Why Networks Fail
The following article looks at the reasons why a network
failed. The article, titled The Impact of Regional Development Programs on
Indigenous Minorities, by Jean Michaud, originally appeared in IDRC
Networks: An Ethnographic Perspective, by Anne K. Bernard, International
Development Research Centre, 1996
This review of the Regional Development and Indigenous
Minorities Network in Southeast Asia (RDIMSEA) studies the impact of regional
development programs on indigenous minorities in Thailand, Continental and
Insular Malaysia, and the Philippines. RDIMSEA was an externally conceived
network that grouped NGOs, academics, and a coordinating office.
The RDIMSEA network had a difficult and troubled existence
from the start. A major source of confusion was an early change in key
personnel. The main initiators of the network quit and were hastily replaced by
individuals with no previous working relationship. This was likely the most
important factor in the subsequent problems that were experienced. The project
was concerned with the participation of representatives of indigenous minorities
and attempted to involve researchers who were themselves members of the minority
groups. Efforts to recruit membership from minority groups met with limitations
of language, insufficient levels of education, absence of administrative and
political structures with which to work, and, generally low interest in the
venture. It is likely that the initial motivation for many participants was
primarily their own interests. When questioned about taking part in this
network, none expressed any excitement about actively cooperating with other
components of the network. Because this network was not internally grown, it did
not receive the necessary push from enthusiastic recipients to become an
operational and durable network.
The regional nature of the project also presented some
problems. Linguistic, cultural, religious, political, and economic differences
existed between the researchers and the minority groups and an important
cultural gap existed between the members themselves. The network wrongly assumed
that organizations studying similar people were similar. Networks imply that
groups must work with each other. The wider the gap between participants, the
more difficult the building of cohesiveness, and the more likely the development
Major conclusions and recommendations of the study
1. The project failed to define a specific role
for the coordinator of the network.
2. There was a lack of common understanding, about how the
network should operate, a lack of transparency, and there was competition with
3. A focus on a single ecoregion, or on groups with closer
cultural identity, would have been helpful.
4. Active participation of indigenous minorities in the

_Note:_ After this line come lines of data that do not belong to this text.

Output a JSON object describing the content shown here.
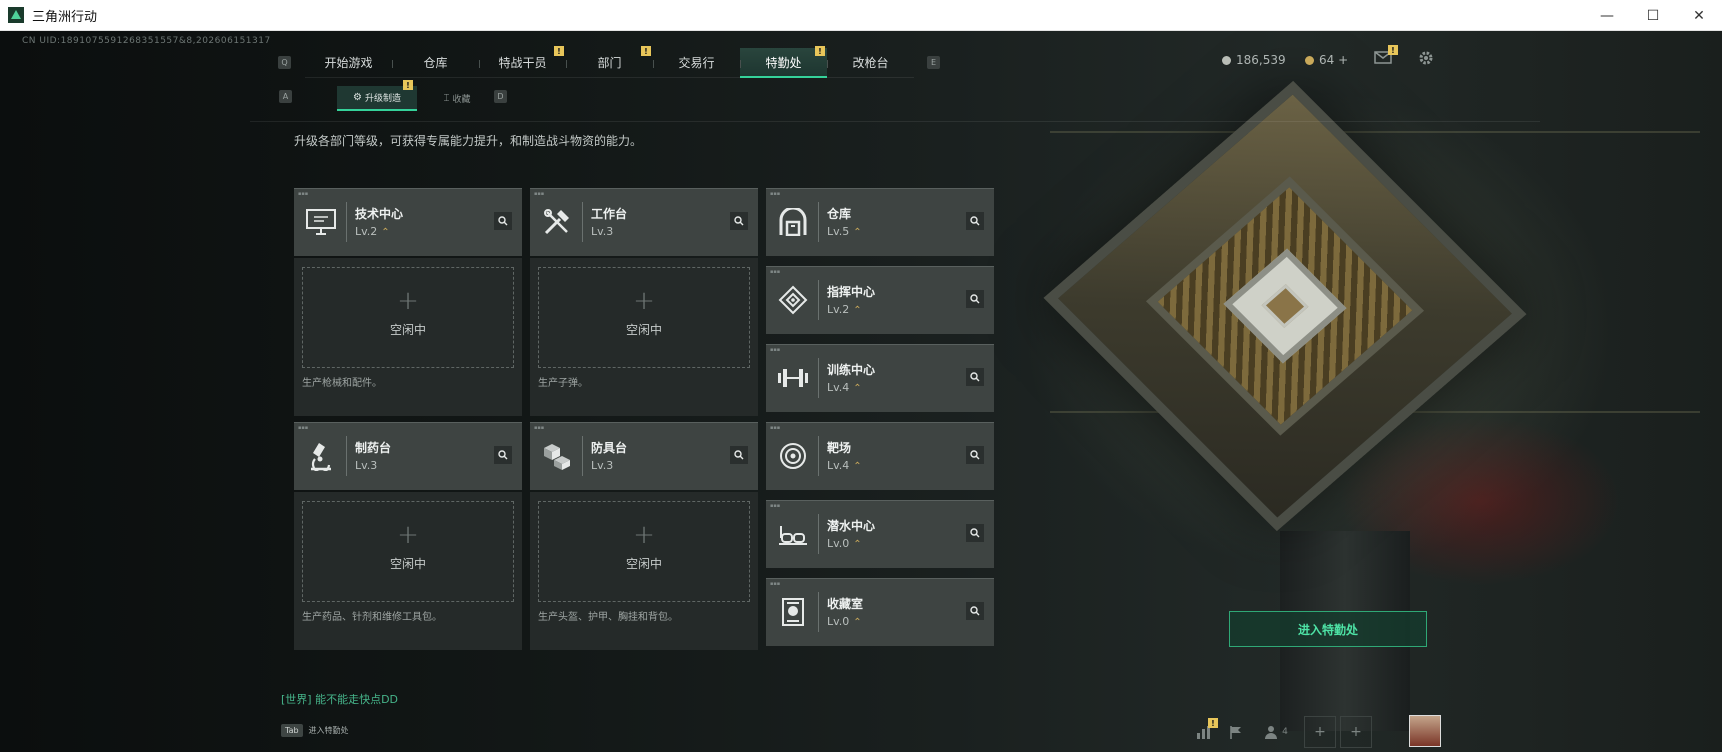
{
  "window": {
    "title": "三角洲行动",
    "minimize": "—",
    "maximize": "☐",
    "close": "✕"
  },
  "uid": "CN UID:1891075591268351557&8,202606151317",
  "tabs": {
    "left_key": "Q",
    "right_key": "E",
    "items": [
      {
        "label": "开始游戏"
      },
      {
        "label": "仓库"
      },
      {
        "label": "特战干员"
      },
      {
        "label": "部门"
      },
      {
        "label": "交易行"
      },
      {
        "label": "特勤处"
      },
      {
        "label": "改枪台"
      }
    ],
    "active": "特勤处"
  },
  "subtabs": {
    "left_key": "A",
    "right_key": "D",
    "items": [
      {
        "label": "升级制造",
        "icon": "⚙"
      },
      {
        "label": "收藏",
        "icon": "⌶"
      }
    ]
  },
  "currency": {
    "coins": "186,539",
    "tickets": "64 +"
  },
  "description": "升级各部门等级，可获得专属能力提升，和制造战斗物资的能力。",
  "facilities": {
    "tech_center": {
      "name": "技术中心",
      "level": "Lv.2",
      "icon": "monitor-icon"
    },
    "workbench": {
      "name": "工作台",
      "level": "Lv.3",
      "icon": "tools-icon"
    },
    "pharmacy": {
      "name": "制药台",
      "level": "Lv.3",
      "icon": "microscope-icon"
    },
    "armor_bench": {
      "name": "防具台",
      "level": "Lv.3",
      "icon": "blocks-icon"
    },
    "warehouse": {
      "name": "仓库",
      "level": "Lv.5",
      "icon": "warehouse-icon"
    },
    "command_center": {
      "name": "指挥中心",
      "level": "Lv.2",
      "icon": "diamond-icon"
    },
    "training_center": {
      "name": "训练中心",
      "level": "Lv.4",
      "icon": "dumbbell-icon"
    },
    "range": {
      "name": "靶场",
      "level": "Lv.4",
      "icon": "target-icon"
    },
    "diving_center": {
      "name": "潜水中心",
      "level": "Lv.0",
      "icon": "goggles-icon"
    },
    "collection_room": {
      "name": "收藏室",
      "level": "Lv.0",
      "icon": "cabinet-icon"
    }
  },
  "slots": {
    "idle_label": "空闲中",
    "tech_center_note": "生产枪械和配件。",
    "workbench_note": "生产子弹。",
    "pharmacy_note": "生产药品、针剂和维修工具包。",
    "armor_bench_note": "生产头盔、护甲、胸挂和背包。"
  },
  "enter_button": "进入特勤处",
  "chat": "[世界] 能不能走快点DD",
  "tab_hint": {
    "key": "Tab",
    "label": "进入特勤处"
  },
  "bottom": {
    "friends_count": "4"
  },
  "colors": {
    "accent": "#35d29a",
    "badge": "#e8c65a"
  }
}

research process and in decision-making could have been more clearly addressed
in the project.
5. A mix of institutions in the same project requires a
genuine mutual understanding of basic similarities and differences between
components and requires discussion between participants.
6. If networks are to reduce workload among participants,
instead of increasing it, this may only occur after a certain amount of time is
invested by the participants. Fragile organizations may not have the necessary
energy capital to be able to wait for the intended results. The
network mechanism therefore must be developed in close conjunction with the
realities of its prospective members.
7. Coordination is always a key issue in a network. A lack of
coordination was singled out as the main reason for the collapse of the
8. At the earliest stages of discussion, all potential
participants should have an opportunity to meet and express their motivations
and expectations. Donor representatives should take the initiative to discuss
with all participants.
9. Two key questions were not addressed when the network was
conceived: What is the utility of networking as a specific form of action in
this context? What is the operational value of a concept such as
indigenous minorities in Southeast Asia?
Source: IDRC Networks: An Ethnographic Perspective,
by Anne K. Bernard, International Development Research Centre,